- On Indra Nooyi’s last day as CEO, PepsiCo reported third-quarter earnings that exceeded Wall Street expectations thanks to a revival of the North American beverage segment of their portfolio, which posted organic growth of 2.5%, according to a company release. Last quarter, the business division's organic growth was down 1.5%.
- PepsiCo posted net income of $2.49 billion for Q3, an uptick of 16% from $2.14 billion a year earlier. The soda giant's revenue for the period rose 1.5% to $16.49 billion, beating analyst predictions of $16.36 billion.
- As a result of this strong performance, the company revised its 2018 guidance, raising its expectations for earnings per share to $5.65 — an 8% increase compared to 2017.
PepsiCo’s earnings this quarter come amid a sea of changes within the organization. In August, Indra Nooyi announced she would step down after 12 years of leading the food and beverage company through turbulent waters. Today, she handed over the reins to Ramon Laguarta, a 22-year company veteran of the company who will take over on Oct. 3.
The beverage giant's Q3 earnings results underscore Nooyi's efficacy as its leader.
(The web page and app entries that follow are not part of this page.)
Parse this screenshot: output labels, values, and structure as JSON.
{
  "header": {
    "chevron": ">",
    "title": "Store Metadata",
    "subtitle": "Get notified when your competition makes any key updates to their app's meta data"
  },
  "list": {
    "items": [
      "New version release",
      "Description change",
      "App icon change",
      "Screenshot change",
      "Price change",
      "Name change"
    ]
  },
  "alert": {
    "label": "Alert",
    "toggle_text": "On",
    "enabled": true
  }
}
The 16% in leap in net income compared to the year-ago period was a victory for Nooyi, who has spent years fighting against pressures to sell or spin off the company's beverage business as its growth lagged behind its Frito-Lay snack division.
Nooyi, who believed that PepsiCo was a stronger company with its beverage business intact, said earlier this year that heavy advertising spending by competitors such as Coca-Cola was an obstacle for the manufacturer's stable of drink brands. Last quarter, she said the company would ramp up investment in its Pepsi soda brands in response, stating that the company would "responsibly" increase spending in the second half of 2018. Recently PepsiCo has put beefier marketing investments behind Gatorade, Pepsi and Mountain Dew, and with 2.5% organic growth, it looks like this move is paying off.
"We were pleased that [PepsiCo] exceeded muted sales growth and EPS expectations (although we est. that a better-than-expected tax rate benefitted EPS by ~$0.07) – and were particularly encouraged that NAB (North America Beverage) results again sequentially improved, with +1% vol growth (the first period of positive segment vol. growth since 4Q16)," Wells Fargo analyst Bonnie Herzog wrote in a note.
Still, PepsiCo has a long way to go. As the company fights to gain a foothold in the better-for-you market, as well as modernize its classic soda portfolio, Nooyi has leaned heavily on M&A to help drive the company in the right direction. Last month she further decreased the company’s dependence on sugary sodas when PepsiCo purchased sparkling water maker SodaStream for $3.2 billion. In May, PepsiCo also bolstered its snack portfolio by buying Bare Snacks.
PepsiCo is also making changed to established beverage brands as part of its mission to offer more healthful alternatives. The company’s release of sugar-free Gatorade Zero, for example — which is part of the Gatorade umbrella that comprises about 20% of PepsiCo's North American drink volume — reflects this goal.
Innovations like this, as well as acquisitions of better-for-you brands, are likely continue under Laguarta. If this earnings period is any indication, it seems like it could be a path to long-term growth for the company.
- PepsiCo Earnings Report